The figure included 169,316 tonnes of hard red winter wheat, a four-week high. And Kansas City hard red winter wheat futures for May eased 0.6% to $4.32 ¾ a bushel.
Commerzbank put the case for relatively stability in wheat prices, saying that “wheat demand is likely to be hit less hard by the virus than demand for many industrial commodities.
“After all, most of wheat demand is generated by foods such as bread, biscuits and pasta, which will also remain in basic demand even during the crisis.
“In fact, the demand for wheat from the food industry may even increase in the short term in order to refill the empty shelves in the supermarkets as shoppers stockpile.”
Petrobras price cut
By contrast, ags more closely linked to energy markets via biofuels suffered particular selling, with New York raw sugar for May, for instance, plunging by 5.2% to 11.62 cents a pound, a contract closing low, and the weakest finish for a spot lot since September.
The contract is now down 10.8% just for this week.

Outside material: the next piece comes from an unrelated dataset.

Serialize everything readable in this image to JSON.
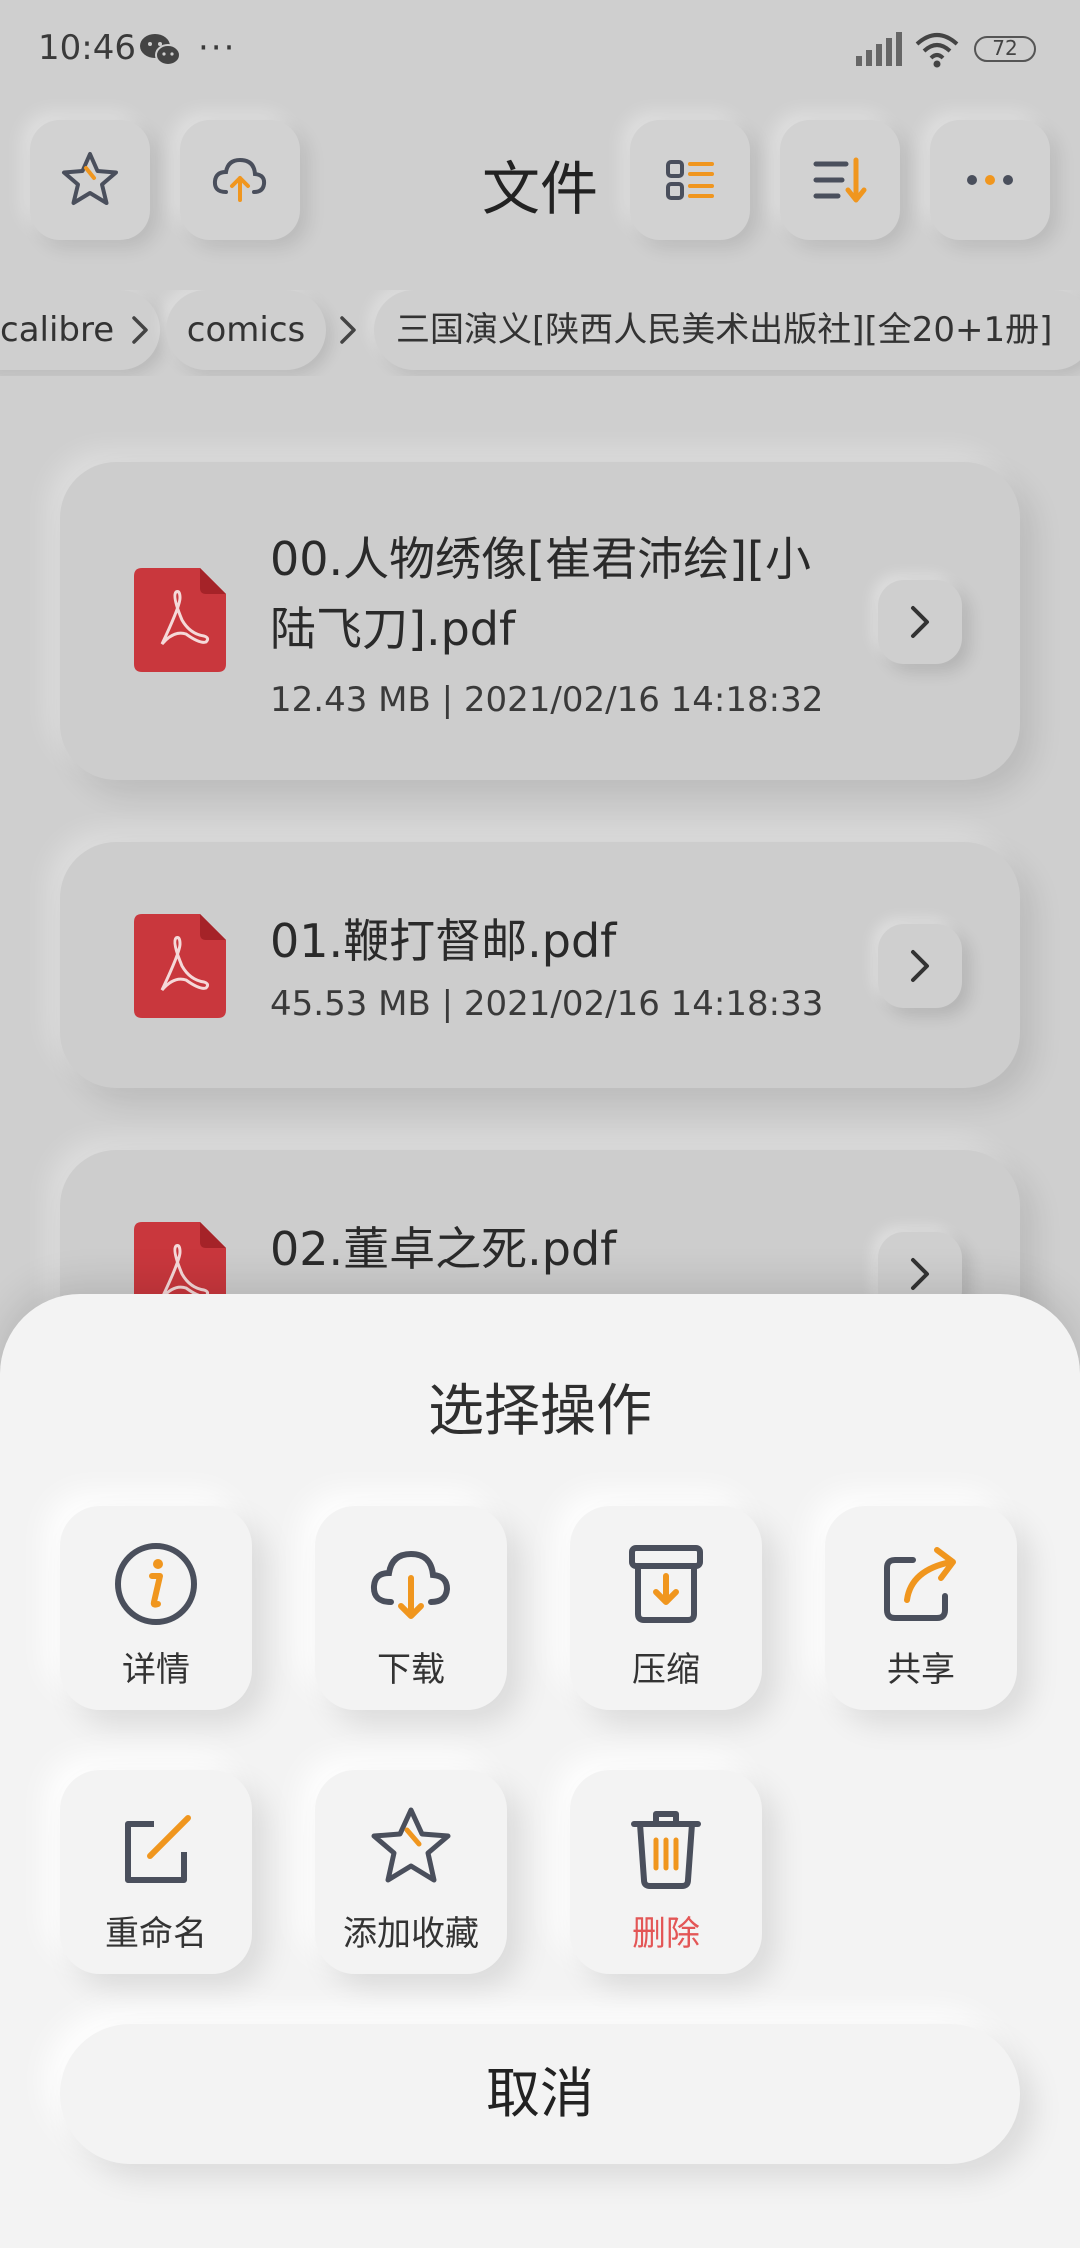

As Jack Scoville at Price Futures noted, “the weaker petroleum futures make higher priced ethanol that much more expensive to blend and cuts demand.
“That makes more sugarcane available for processing into sugar” in countries such as Brazil, where many mills can process cane into either sweetener or biofuel.

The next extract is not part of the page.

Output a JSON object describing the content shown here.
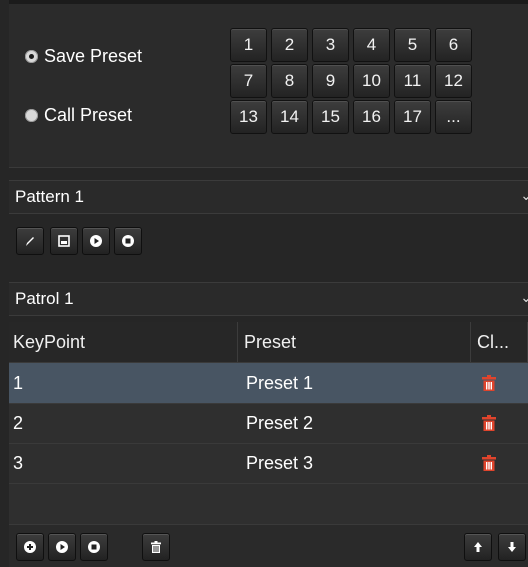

In fact, in Brazil, state-controlled oil giant Petrobras cut fuel prices at refineries by R$0.16 per litre for gasoline, so putting downward pressure on prices of rival ethanol, while lowering diesel prices by R$0.125 per litre - a negative for values of biodiesel of feedstocks, ie vegetable oils, used to make it.
In Chicago, soyoil for May tanked 4.6% to 26.38 a pound, a fresh contract closing low, after palm oil for May overnight dropped 3.5% to 2,277 ringgit a tonne in Kuala Lumpur.

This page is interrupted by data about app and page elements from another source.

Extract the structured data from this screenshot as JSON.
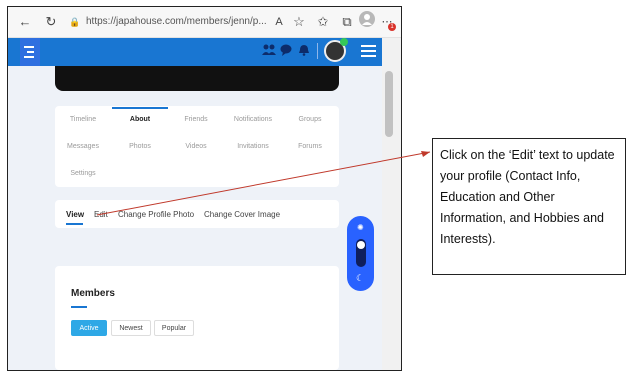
{
  "browser": {
    "url": "https://japahouse.com/members/jenn/p...",
    "back_glyph": "←",
    "reload_glyph": "↻",
    "lock_glyph": "🔒",
    "read_glyph": "A",
    "badge_count": "1"
  },
  "header": {
    "icons": [
      "users-icon",
      "chat-icon",
      "bell-icon"
    ]
  },
  "profile_tabs": [
    {
      "label": "Timeline"
    },
    {
      "label": "About"
    },
    {
      "label": "Friends"
    },
    {
      "label": "Notifications"
    },
    {
      "label": "Groups"
    },
    {
      "label": "Messages"
    },
    {
      "label": "Photos"
    },
    {
      "label": "Videos"
    },
    {
      "label": "Invitations"
    },
    {
      "label": "Forums"
    },
    {
      "label": "Settings"
    }
  ],
  "subnav": {
    "view": "View",
    "edit": "Edit",
    "change_profile_photo": "Change Profile Photo",
    "change_cover_image": "Change Cover Image"
  },
  "members": {
    "title": "Members",
    "filters": [
      "Active",
      "Newest",
      "Popular"
    ]
  },
  "callout": {
    "text": "Click on the ‘Edit’ text to update your profile (Contact Info, Education and Other Information, and Hobbies and Interests)."
  },
  "colors": {
    "header_blue": "#1976d2",
    "accent_blue": "#2962ff",
    "active_filter": "#2ea8e6",
    "arrow_red": "#c0392b"
  }
}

‘Who’s paying any attention?’
Cotton – an industrial ag, so lacking food crops’ defensive qualities, and one too a rival of the likes of polyester, so undermined by oil price weakness – was little protected either, and tumbled by 3.0% to 59.70 cents a pound in New York for May.
That took the lot back below 60 cents a pound for the first time in six months, with selling accelerating after the lot broke through technical resistance at the end-February low of 60.18 cents a pound.
US cotton export sales data for last week were actually excellent, at 484,229 running bales for upland - the highest figure since latest 2017.
Actual exports were decent too, at 424,633 running bales, if down more than 50,000 running bales week on week.
Louis Rose at Rose Commodity Group said that “the latest figures are bullish at current trading levels, but who’s paying any attention to fundamental supply and demand data?”
And back in Chicago, corn futures dropped too, by 2.5% to $3.65 ¾ a bushel for May, a contract closing low.
This despite some strong US export sales data for last week, at 1.47m tonnes, nearly twice the level of the week before, and well ahead of market expectations of 600,000-1.20m tonnes.
However, the weak energy markets have overshadowed another source of demand for US supplies, for making ethanol.
Furthermore, rains are set to revive Argentine and Brazilian crops, and many investors appear relaxed over wetness which threatens to slow early US sowings.
“The market knows that large equipment allows farmers to catch up quickly,” said Richard Feltes at RJ O’Brien.
“I suspect we’ll need to see continuation of wet pattern into the last half of April before fear of extended planting delays attracts fresh buying.”
Soybean futures for May fell by a more modest 1.8% to $8.59 ½ a bushel, weighed by soyoil – but finding some support from soymeal, which proved one of the rare gainers, in adding 0.4% to $302.80 a short ton in Chicago for May.
Spreading against soyoil is, of course, a common strategy, meaning that meal was well placed to benefit from vegetable oil market weakness.
But there is more to meal’s resilience than that, with worries remaining over Argentine exports, after the bankruptcy of domestic crusher Vincentin, and with the country having raised export levies on soy shipments.
Furthermore, there is some talk of seasonal outages at some US ethanol plants, so cutting output and availability of distillers’ grains, a rival to soymeal as a high protein feed ingredient.